The clean up project was lead by Principle of TRACDI Mr. Philbert Mshumba and other Global Peace Club volunteers, students of TRACDI and locals to the Nzuguni area. Volunteers cleaned up trash and planted trees donated by GPF Tanzania.
The rise of identity-based conflict and violent extremism driven by youth radicalization has cost the country thousands of lives, leaving many people displaced, causing political instability and the loss of infrastructure, natural resources and social cohesion, impeding human and economic development.
Youth constitute 60% of Tanzania’s population. By getting citizens and especially youth involved in community projects, GPF Tanzania hopes to encourage collaboration and counter youth radicalization and violent extremism throughout the country. GPF representative, Martha Nghambi, introduced GPF’s Youth and Peace campaign, “Vijana Na Amani.” The ongoing educational program informs youth and families about the issue of violence and extremism and how they can prevent the problem by addressing it at the grassroots level.
Inspired by the message, Global Peace Club coordinator Benson Daudi, was happy to bring volunteers to help in the clean up project saying that not only did cleaning up the community make him feel good, but that it was essential to equip young people with the knowledge of the challenges facing the country. Keeping youth busy as contributing members of society leaves less time and opportunity for extremist groups to indoctrinate destructive philosophies and more time to raise healthy families and societies.
GPF representatives provided tips to prevent youth radicalization at the community level, encouraging the volunteers to continue participating in community bonding activities, respect the religious and political views of their diverse citizenship and promote positive use of the internet.
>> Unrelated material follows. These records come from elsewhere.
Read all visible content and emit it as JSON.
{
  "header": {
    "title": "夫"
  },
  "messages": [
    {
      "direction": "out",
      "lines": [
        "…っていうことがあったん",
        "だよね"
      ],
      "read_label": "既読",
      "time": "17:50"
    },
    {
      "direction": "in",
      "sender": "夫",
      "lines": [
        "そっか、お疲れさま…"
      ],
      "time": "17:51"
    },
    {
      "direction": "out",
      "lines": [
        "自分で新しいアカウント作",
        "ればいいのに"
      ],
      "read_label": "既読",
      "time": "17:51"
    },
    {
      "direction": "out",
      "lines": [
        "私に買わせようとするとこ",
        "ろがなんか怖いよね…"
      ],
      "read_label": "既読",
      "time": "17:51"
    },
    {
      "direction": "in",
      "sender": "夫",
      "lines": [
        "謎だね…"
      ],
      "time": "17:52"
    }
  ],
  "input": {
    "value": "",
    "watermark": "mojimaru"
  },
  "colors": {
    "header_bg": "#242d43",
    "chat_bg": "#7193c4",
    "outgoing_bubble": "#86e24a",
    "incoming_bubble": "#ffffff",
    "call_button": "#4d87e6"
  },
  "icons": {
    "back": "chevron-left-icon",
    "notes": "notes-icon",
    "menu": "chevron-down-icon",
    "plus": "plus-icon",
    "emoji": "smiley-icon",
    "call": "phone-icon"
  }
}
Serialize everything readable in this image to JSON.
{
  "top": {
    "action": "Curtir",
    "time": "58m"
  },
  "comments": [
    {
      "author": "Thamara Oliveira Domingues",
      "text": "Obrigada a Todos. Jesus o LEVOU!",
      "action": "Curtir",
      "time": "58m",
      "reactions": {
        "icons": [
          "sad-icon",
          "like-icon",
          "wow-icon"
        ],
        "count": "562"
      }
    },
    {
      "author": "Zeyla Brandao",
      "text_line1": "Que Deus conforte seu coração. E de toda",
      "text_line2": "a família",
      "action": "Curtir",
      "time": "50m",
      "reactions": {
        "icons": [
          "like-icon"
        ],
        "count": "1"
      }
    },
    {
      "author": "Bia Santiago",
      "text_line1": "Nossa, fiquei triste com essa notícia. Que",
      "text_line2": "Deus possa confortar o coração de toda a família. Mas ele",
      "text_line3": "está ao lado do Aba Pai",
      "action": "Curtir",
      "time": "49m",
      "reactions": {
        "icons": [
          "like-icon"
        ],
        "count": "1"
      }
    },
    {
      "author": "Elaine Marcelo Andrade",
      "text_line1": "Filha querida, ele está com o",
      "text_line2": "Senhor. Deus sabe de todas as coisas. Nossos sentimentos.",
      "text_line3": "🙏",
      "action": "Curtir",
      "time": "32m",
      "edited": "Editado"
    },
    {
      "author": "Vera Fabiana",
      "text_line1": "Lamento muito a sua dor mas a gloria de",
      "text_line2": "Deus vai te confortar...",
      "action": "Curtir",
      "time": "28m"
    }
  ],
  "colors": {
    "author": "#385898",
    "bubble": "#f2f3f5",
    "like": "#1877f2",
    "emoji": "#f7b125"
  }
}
Read more about GPF Tanzania’s Youth and Peace Empowerment Workshops.